In terms of green financing, she mentioned that the EU was taking steps to develop a rulebook for sustainable financing, putting forward green bond standards and it would present detailed rules to help private financers in this regard.
She also noted that the EU Battery Alliance is building new factories to power at least six-million electric vehicles (EVs) by 2025, with the battery market expected to grow considerably.
She noted that the EU was financing organisations such as GreenCape, the Council for Scientific and Industrial Research, and South African small, medium-sized and microenterprises (SMMEs) and exporters to explore how to collaboratively build the global value chain for batteries, green hydrogen and circular economy products.
She also mentioned that, during the first part of the pandemic, the EU partnered with GreenCape and local private investors to mobilise the Green Outcomes Fund.

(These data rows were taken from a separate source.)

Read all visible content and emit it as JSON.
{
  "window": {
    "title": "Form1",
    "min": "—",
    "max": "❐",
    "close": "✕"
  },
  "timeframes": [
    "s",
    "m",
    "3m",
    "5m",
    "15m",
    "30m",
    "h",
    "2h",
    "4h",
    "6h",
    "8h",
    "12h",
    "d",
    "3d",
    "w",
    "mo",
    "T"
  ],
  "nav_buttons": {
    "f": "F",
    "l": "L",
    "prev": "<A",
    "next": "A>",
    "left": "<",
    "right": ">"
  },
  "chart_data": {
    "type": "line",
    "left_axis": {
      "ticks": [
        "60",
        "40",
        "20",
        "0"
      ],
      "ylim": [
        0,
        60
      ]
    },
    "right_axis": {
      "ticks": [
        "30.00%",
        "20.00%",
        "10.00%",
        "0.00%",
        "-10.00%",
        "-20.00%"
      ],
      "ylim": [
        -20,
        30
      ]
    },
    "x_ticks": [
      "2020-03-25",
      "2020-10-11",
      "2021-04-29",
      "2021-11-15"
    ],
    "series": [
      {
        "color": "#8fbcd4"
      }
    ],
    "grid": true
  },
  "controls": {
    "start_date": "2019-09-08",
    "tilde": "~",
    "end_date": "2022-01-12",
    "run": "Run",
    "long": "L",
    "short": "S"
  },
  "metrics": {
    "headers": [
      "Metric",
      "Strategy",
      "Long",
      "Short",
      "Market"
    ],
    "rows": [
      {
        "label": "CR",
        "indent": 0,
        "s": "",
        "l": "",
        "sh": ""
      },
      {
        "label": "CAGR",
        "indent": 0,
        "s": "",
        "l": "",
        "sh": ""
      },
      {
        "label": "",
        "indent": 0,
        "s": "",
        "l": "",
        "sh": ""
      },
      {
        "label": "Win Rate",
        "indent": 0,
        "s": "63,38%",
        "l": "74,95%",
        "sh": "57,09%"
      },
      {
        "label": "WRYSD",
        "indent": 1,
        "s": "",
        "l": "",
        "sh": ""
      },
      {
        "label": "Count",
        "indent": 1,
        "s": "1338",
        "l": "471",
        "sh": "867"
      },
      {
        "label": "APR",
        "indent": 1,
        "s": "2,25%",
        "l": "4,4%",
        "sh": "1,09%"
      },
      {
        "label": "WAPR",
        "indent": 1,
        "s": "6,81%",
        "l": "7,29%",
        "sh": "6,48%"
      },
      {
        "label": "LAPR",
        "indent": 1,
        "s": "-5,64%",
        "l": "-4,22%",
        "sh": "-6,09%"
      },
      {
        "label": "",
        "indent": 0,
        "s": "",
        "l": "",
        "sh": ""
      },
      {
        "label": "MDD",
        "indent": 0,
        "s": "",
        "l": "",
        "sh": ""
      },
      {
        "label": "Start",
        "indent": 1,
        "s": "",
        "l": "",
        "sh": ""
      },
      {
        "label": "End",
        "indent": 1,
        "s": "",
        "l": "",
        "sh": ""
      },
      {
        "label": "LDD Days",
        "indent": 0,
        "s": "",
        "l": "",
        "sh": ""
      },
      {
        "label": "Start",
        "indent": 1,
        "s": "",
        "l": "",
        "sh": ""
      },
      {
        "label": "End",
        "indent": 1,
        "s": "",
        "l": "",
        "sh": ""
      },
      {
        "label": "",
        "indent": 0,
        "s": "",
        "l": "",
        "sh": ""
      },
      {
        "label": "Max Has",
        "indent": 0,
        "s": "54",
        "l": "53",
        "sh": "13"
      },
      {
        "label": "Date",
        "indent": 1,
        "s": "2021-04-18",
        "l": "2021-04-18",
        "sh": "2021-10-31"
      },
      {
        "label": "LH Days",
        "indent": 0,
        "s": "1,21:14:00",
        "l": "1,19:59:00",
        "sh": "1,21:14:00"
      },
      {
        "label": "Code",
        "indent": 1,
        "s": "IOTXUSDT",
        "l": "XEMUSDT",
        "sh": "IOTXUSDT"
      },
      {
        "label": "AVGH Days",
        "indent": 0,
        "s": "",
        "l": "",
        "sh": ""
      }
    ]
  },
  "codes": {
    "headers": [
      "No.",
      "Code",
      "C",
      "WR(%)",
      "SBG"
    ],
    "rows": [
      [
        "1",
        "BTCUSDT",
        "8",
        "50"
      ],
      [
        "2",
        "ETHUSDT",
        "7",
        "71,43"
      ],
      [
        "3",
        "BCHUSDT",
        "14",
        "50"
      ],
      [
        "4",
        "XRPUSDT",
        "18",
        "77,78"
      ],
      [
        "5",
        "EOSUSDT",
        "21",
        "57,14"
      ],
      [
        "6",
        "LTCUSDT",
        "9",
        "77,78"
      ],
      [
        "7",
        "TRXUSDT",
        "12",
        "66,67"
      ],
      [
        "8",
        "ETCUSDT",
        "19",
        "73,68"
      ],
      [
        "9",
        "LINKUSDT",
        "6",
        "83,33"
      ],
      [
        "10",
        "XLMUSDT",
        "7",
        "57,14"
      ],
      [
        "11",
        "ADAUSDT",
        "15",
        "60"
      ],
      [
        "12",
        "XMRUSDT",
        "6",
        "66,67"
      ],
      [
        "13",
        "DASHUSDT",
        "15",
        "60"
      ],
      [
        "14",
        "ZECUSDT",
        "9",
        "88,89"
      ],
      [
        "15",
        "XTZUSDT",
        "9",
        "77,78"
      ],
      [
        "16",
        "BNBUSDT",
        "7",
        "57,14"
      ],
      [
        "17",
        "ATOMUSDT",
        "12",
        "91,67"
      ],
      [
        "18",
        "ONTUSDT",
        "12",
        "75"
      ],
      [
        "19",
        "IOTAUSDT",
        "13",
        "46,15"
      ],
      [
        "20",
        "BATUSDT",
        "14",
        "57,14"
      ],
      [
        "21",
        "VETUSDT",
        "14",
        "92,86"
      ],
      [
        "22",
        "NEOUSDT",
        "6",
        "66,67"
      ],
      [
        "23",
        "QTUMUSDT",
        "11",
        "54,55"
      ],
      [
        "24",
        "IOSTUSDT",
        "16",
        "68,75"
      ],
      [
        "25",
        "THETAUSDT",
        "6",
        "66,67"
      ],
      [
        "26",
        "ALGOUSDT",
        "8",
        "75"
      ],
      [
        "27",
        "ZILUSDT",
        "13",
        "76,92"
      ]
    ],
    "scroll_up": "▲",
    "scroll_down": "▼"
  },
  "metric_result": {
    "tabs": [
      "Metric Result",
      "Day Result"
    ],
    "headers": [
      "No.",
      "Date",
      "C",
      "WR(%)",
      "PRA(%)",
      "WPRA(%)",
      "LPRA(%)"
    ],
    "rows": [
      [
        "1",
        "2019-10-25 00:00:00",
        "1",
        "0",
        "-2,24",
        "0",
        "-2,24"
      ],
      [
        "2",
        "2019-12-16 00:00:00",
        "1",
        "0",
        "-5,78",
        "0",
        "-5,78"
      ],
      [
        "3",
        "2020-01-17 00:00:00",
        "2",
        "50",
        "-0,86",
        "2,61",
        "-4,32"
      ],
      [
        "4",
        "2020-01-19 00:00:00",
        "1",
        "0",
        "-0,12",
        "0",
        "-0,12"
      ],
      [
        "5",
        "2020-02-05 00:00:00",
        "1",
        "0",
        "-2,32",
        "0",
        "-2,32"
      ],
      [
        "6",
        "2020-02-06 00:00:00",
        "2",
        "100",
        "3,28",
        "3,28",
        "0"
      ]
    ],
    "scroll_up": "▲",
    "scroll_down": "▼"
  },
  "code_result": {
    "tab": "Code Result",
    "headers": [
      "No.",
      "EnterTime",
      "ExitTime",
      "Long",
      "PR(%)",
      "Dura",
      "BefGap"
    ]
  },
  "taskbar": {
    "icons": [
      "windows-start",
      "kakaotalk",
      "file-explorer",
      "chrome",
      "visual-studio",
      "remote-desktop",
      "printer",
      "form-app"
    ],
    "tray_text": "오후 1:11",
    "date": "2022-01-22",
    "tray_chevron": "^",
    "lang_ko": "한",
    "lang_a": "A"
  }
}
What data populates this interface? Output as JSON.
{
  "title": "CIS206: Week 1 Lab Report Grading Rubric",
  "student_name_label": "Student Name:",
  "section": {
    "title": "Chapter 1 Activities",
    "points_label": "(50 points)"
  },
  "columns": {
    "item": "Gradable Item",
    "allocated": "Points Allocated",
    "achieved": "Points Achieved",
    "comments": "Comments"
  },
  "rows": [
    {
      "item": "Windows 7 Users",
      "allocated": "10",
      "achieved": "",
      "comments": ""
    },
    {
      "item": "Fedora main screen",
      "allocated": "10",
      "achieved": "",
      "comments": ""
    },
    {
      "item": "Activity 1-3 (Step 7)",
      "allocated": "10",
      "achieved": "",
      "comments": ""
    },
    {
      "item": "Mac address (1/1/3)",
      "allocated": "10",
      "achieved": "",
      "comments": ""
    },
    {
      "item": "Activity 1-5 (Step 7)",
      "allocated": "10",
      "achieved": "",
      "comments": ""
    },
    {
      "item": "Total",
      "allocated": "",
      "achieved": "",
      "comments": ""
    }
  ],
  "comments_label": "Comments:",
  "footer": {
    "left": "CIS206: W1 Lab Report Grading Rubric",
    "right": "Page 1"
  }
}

The fund was set up by South Africa’s National Treasury before the pandemic and Kionka said it was useful in channelling emergency support to green SMMEs during the pandemic, with local beneficiaries indicating that it enabled them to stay afloat, as well as create jobs in response to new demand for green goods and services.
Kionka emphasised that now was the time to use EU-South African strategic partnerships to their fullest, as it could drive development and businesses, create sustainable jobs, transfer skills and enable a just and green economy.
EIB Sustainable and Circular Industries specialist Darragh Mac Neill highlighted the bank’s history of climate change action, and noted that it was aiming to enhance this, with the ambition to grow its investment portfolio in climate action and sustainability to 50%.
He noted that sectors such as the steel sector were going through a transformation process to focus on climate action and sustainability, with efforts being made around climate action, climate change mitigation, renewable energy and climate change adaption.
In the future, he said, the bank would be adding an environmental sustainability focus area, to allow it to capture more areas around water and resources, the transition to a circular economy and pollution prevention and protection.
Therefore, Mac Neill said there would be a more balanced focus between climate action and environmental sustainability in the future.
He noted that businesses were looking to explore the opportunities within the circular economy, with the textiles sector as one that was seeing a lot of activity in this space, reflecting pressure to regulate and manage textile waste flows.
He also noted that the steel and automotive sectors were considering recycling automotive components and putting these back into the value chain.
United Nations Industrial Development Organisation Department of Environment Industrial Resource Efficiency deputy director Nilgün Tas noted that for the AfCFTA to yield benefits, African manufacturing must be expanded and become more competitive, regionally and globally.
She said that Africa must continue to pursue diversification, value addition, activity increases in manufacturing, promotion of widespread innovation and the adoption of green technology.
The latter, she noted, would support green jobs as well as skills development, including in digital technology.
She indicated that this must be pursued while ensuring environmental sustainability and inclusivity.
Tas noted that focusing on energy efficiency alone was not enough, as other climate change impacts were embedded in the products and services people consume.
Therefore, there is a need to promote a circular economy, with this to be done in a just transition, as a means to inclusive and sustainable development on the continent, she highlighted.